HOW TO COMPLETE THIS TASK: Filter the records, keeping every line that has the string "icon".

Element data from apps and pages
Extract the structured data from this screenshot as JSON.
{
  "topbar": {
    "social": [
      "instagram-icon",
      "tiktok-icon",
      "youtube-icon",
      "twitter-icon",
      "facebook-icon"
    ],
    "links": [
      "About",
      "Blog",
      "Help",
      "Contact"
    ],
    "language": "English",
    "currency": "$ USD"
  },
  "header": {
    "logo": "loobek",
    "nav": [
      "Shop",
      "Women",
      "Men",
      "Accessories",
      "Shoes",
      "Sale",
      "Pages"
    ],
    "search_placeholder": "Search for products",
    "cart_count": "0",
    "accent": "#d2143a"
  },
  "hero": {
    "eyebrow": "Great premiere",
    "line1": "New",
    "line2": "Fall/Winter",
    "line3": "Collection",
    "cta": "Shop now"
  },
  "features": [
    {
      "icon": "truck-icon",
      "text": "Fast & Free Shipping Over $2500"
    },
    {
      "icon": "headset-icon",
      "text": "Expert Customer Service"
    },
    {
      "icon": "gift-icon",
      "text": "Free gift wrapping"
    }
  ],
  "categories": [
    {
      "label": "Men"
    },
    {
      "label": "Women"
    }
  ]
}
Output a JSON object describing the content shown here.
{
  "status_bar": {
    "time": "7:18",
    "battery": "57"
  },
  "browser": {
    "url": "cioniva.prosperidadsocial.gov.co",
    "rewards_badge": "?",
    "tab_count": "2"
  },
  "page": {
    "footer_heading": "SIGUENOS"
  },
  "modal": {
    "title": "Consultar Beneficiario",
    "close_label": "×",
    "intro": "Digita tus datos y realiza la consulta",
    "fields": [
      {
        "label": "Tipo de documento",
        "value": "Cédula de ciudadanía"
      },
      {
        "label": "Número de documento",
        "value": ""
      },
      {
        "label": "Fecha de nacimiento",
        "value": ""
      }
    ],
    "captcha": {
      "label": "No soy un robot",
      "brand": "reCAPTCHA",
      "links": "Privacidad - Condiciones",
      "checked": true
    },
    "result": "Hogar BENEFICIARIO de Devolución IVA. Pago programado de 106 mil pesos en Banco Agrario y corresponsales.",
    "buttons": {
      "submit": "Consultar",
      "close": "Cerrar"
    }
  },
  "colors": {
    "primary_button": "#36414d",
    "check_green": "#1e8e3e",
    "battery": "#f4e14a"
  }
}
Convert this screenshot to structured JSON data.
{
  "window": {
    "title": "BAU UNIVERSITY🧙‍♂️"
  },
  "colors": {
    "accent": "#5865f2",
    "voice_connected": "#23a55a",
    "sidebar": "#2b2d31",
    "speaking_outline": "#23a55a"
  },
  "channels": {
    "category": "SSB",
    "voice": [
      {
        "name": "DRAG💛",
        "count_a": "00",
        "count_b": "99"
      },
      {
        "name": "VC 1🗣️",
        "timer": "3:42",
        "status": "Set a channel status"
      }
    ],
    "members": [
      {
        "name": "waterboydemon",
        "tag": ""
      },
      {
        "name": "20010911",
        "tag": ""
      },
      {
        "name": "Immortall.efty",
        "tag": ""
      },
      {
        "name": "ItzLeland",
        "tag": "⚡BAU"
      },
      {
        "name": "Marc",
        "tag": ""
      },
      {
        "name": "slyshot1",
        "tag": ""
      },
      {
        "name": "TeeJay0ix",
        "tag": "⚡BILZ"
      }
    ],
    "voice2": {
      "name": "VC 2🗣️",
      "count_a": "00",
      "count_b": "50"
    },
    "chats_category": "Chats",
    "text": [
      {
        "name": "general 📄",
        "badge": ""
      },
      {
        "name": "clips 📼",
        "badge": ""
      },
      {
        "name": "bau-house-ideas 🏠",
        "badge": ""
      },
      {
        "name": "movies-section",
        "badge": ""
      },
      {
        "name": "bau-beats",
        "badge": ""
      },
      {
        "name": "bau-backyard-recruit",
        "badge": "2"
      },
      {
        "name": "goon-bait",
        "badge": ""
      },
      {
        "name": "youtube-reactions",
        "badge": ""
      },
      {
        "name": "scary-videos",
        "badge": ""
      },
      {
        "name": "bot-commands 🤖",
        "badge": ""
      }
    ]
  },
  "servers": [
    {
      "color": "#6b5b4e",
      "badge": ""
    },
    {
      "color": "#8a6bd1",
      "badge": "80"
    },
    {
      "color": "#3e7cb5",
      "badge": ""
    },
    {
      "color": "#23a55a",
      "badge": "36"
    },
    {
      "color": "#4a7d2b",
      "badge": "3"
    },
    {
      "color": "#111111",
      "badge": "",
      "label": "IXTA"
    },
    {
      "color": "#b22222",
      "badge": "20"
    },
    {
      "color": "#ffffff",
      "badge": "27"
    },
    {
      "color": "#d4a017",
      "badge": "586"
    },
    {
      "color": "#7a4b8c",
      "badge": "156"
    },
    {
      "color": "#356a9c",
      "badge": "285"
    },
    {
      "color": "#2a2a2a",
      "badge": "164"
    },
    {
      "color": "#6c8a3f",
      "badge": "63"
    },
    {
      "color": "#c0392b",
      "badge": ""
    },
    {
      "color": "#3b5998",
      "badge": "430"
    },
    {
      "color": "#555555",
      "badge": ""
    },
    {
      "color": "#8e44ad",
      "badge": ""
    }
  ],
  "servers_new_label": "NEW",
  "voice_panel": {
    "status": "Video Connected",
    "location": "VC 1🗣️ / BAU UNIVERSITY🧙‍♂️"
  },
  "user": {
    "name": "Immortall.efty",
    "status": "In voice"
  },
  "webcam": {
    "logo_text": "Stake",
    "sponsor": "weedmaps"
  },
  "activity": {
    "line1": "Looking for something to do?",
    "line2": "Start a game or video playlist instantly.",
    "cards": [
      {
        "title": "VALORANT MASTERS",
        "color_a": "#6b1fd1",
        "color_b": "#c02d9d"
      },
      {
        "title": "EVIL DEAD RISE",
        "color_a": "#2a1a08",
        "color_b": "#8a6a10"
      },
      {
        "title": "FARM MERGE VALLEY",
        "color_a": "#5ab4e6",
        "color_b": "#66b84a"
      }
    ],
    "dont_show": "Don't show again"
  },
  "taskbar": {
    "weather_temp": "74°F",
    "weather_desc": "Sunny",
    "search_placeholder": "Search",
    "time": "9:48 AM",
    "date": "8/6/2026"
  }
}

SOLUTION TO THE EXERCISE:
      "instagram-icon",
      "tiktok-icon",
      "youtube-icon",
      "twitter-icon",
      "facebook-icon"
      "icon": "truck-icon",
      "icon": "headset-icon",
      "icon": "gift-icon",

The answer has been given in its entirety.